→ Your assignment
Output every line below without omitting or altering anything.

→ Provided material
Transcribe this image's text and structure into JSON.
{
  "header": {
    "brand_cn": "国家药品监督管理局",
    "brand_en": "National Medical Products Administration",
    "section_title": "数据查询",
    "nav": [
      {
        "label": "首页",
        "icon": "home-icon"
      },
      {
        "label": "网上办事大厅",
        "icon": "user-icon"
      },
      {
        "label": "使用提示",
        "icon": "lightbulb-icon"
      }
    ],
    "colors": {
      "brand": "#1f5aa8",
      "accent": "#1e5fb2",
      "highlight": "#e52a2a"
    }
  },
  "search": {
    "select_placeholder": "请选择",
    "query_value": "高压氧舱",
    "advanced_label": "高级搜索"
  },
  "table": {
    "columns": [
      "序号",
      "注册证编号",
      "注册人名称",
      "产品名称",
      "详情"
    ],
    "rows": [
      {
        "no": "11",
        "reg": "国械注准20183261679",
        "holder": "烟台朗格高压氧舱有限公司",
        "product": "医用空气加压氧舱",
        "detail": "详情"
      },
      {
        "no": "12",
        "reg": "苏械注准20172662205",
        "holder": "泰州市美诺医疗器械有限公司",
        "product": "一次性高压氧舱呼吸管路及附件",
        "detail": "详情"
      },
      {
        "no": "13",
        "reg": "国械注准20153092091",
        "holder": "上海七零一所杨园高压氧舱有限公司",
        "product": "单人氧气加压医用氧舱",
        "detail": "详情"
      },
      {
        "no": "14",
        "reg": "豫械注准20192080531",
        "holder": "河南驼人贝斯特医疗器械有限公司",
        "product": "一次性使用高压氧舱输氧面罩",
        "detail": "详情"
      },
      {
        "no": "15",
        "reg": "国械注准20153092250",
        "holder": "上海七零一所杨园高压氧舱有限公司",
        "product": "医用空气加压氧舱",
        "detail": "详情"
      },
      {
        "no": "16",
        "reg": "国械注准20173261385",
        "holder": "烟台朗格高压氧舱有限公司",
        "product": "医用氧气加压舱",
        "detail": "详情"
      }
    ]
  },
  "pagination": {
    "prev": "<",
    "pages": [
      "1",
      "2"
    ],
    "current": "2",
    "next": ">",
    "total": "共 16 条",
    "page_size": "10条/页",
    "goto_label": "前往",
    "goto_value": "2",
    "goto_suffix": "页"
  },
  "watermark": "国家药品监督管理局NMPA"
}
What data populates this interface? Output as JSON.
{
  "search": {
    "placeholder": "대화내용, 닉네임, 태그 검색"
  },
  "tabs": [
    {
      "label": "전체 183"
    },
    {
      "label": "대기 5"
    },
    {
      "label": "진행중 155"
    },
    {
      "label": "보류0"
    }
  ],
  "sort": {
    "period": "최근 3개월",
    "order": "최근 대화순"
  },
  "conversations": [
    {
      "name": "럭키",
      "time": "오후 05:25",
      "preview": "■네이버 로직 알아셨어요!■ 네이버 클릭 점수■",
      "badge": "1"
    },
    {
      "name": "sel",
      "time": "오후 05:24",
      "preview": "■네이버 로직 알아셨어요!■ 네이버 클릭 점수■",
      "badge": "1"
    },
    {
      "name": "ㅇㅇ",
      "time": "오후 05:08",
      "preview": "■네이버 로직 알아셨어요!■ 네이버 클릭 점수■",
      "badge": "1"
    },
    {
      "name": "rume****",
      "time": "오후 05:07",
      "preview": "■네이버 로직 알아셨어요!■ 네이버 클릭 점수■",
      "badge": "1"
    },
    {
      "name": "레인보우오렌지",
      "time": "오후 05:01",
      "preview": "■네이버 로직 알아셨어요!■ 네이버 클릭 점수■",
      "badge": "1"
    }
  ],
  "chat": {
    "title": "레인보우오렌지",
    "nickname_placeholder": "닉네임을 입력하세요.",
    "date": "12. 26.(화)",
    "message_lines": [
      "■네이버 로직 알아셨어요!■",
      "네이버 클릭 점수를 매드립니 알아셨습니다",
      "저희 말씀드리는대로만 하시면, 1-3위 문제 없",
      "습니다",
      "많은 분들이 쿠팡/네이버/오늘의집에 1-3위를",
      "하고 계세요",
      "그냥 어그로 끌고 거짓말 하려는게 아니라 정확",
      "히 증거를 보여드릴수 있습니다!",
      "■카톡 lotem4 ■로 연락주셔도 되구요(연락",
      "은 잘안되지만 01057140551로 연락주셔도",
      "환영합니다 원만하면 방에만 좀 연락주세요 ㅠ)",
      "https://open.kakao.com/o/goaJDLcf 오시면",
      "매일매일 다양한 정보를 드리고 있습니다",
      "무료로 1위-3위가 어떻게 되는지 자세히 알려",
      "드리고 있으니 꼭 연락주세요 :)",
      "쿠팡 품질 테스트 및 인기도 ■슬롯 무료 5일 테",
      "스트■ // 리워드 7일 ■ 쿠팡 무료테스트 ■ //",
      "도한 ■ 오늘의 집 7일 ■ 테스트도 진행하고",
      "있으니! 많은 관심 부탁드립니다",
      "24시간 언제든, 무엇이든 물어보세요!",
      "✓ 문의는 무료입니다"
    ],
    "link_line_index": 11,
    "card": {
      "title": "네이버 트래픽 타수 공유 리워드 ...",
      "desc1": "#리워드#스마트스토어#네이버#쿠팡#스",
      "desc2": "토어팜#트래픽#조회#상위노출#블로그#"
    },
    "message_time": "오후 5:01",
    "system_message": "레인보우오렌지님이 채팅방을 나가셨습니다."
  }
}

→ Solved exercise
Transcribe this image's text and structure into JSON.
{
  "header": {
    "brand_cn": "国家药品监督管理局",
    "brand_en": "National Medical Products Administration",
    "section_title": "数据查询",
    "nav": [
      {
        "label": "首页",
        "icon": "home-icon"
      },
      {
        "label": "网上办事大厅",
        "icon": "user-icon"
      },
      {
        "label": "使用提示",
        "icon": "lightbulb-icon"
      }
    ],
    "colors": {
      "brand": "#1f5aa8",
      "accent": "#1e5fb2",
      "highlight": "#e52a2a"
    }
  },
  "search": {
    "select_placeholder": "请选择",
    "query_value": "高压氧舱",
    "advanced_label": "高级搜索"
  },
  "table": {
    "columns": [
      "序号",
      "注册证编号",
      "注册人名称",
      "产品名称",
      "详情"
    ],
    "rows": [
      {
        "no": "11",
        "reg": "国械注准20183261679",
        "holder": "烟台朗格高压氧舱有限公司",
        "product": "医用空气加压氧舱",
        "detail": "详情"
      },
      {
        "no": "12",
        "reg": "苏械注准20172662205",
        "holder": "泰州市美诺医疗器械有限公司",
        "product": "一次性高压氧舱呼吸管路及附件",
        "detail": "详情"
      },
      {
        "no": "13",
        "reg": "国械注准20153092091",
        "holder": "上海七零一所杨园高压氧舱有限公司",
        "product": "单人氧气加压医用氧舱",
        "detail": "详情"
      },
      {
        "no": "14",
        "reg": "豫械注准20192080531",
        "holder": "河南驼人贝斯特医疗器械有限公司",
        "product": "一次性使用高压氧舱输氧面罩",
        "detail": "详情"
      },
      {
        "no": "15",
        "reg": "国械注准20153092250",
        "holder": "上海七零一所杨园高压氧舱有限公司",
        "product": "医用空气加压氧舱",
        "detail": "详情"
      },
      {
        "no": "16",
        "reg": "国械注准20173261385",
        "holder": "烟台朗格高压氧舱有限公司",
        "product": "医用氧气加压舱",
        "detail": "详情"
      }
    ]
  },
  "pagination": {
    "prev": "<",
    "pages": [
      "1",
      "2"
    ],
    "current": "2",
    "next": ">",
    "total": "共 16 条",
    "page_size": "10条/页",
    "goto_label": "前往",
    "goto_value": "2",
    "goto_suffix": "页"
  },
  "watermark": "国家药品监督管理局NMPA"
}
What data populates this interface? Output as JSON.
{
  "search": {
    "placeholder": "대화내용, 닉네임, 태그 검색"
  },
  "tabs": [
    {
      "label": "전체 183"
    },
    {
      "label": "대기 5"
    },
    {
      "label": "진행중 155"
    },
    {
      "label": "보류0"
    }
  ],
  "sort": {
    "period": "최근 3개월",
    "order": "최근 대화순"
  },
  "conversations": [
    {
      "name": "럭키",
      "time": "오후 05:25",
      "preview": "■네이버 로직 알아셨어요!■ 네이버 클릭 점수■",
      "badge": "1"
    },
    {
      "name": "sel",
      "time": "오후 05:24",
      "preview": "■네이버 로직 알아셨어요!■ 네이버 클릭 점수■",
      "badge": "1"
    },
    {
      "name": "ㅇㅇ",
      "time": "오후 05:08",
      "preview": "■네이버 로직 알아셨어요!■ 네이버 클릭 점수■",
      "badge": "1"
    },
    {
      "name": "rume****",
      "time": "오후 05:07",
      "preview": "■네이버 로직 알아셨어요!■ 네이버 클릭 점수■",
      "badge": "1"
    },
    {
      "name": "레인보우오렌지",
      "time": "오후 05:01",
      "preview": "■네이버 로직 알아셨어요!■ 네이버 클릭 점수■",
      "badge": "1"
    }
  ],
  "chat": {
    "title": "레인보우오렌지",
    "nickname_placeholder": "닉네임을 입력하세요.",
    "date": "12. 26.(화)",
    "message_lines": [
      "■네이버 로직 알아셨어요!■",
      "네이버 클릭 점수를 매드립니 알아셨습니다",
      "저희 말씀드리는대로만 하시면, 1-3위 문제 없",
      "습니다",
      "많은 분들이 쿠팡/네이버/오늘의집에 1-3위를",
      "하고 계세요",
      "그냥 어그로 끌고 거짓말 하려는게 아니라 정확",
      "히 증거를 보여드릴수 있습니다!",
      "■카톡 lotem4 ■로 연락주셔도 되구요(연락",
      "은 잘안되지만 01057140551로 연락주셔도",
      "환영합니다 원만하면 방에만 좀 연락주세요 ㅠ)",
      "https://open.kakao.com/o/goaJDLcf 오시면",
      "매일매일 다양한 정보를 드리고 있습니다",
      "무료로 1위-3위가 어떻게 되는지 자세히 알려",
      "드리고 있으니 꼭 연락주세요 :)",
      "쿠팡 품질 테스트 및 인기도 ■슬롯 무료 5일 테",
      "스트■ // 리워드 7일 ■ 쿠팡 무료테스트 ■ //",
      "도한 ■ 오늘의 집 7일 ■ 테스트도 진행하고",
      "있으니! 많은 관심 부탁드립니다",
      "24시간 언제든, 무엇이든 물어보세요!",
      "✓ 문의는 무료입니다"
    ],
    "link_line_index": 11,
    "card": {
      "title": "네이버 트래픽 타수 공유 리워드 ...",
      "desc1": "#리워드#스마트스토어#네이버#쿠팡#스",
      "desc2": "토어팜#트래픽#조회#상위노출#블로그#"
    },
    "message_time": "오후 5:01",
    "system_message": "레인보우오렌지님이 채팅방을 나가셨습니다."
  }
}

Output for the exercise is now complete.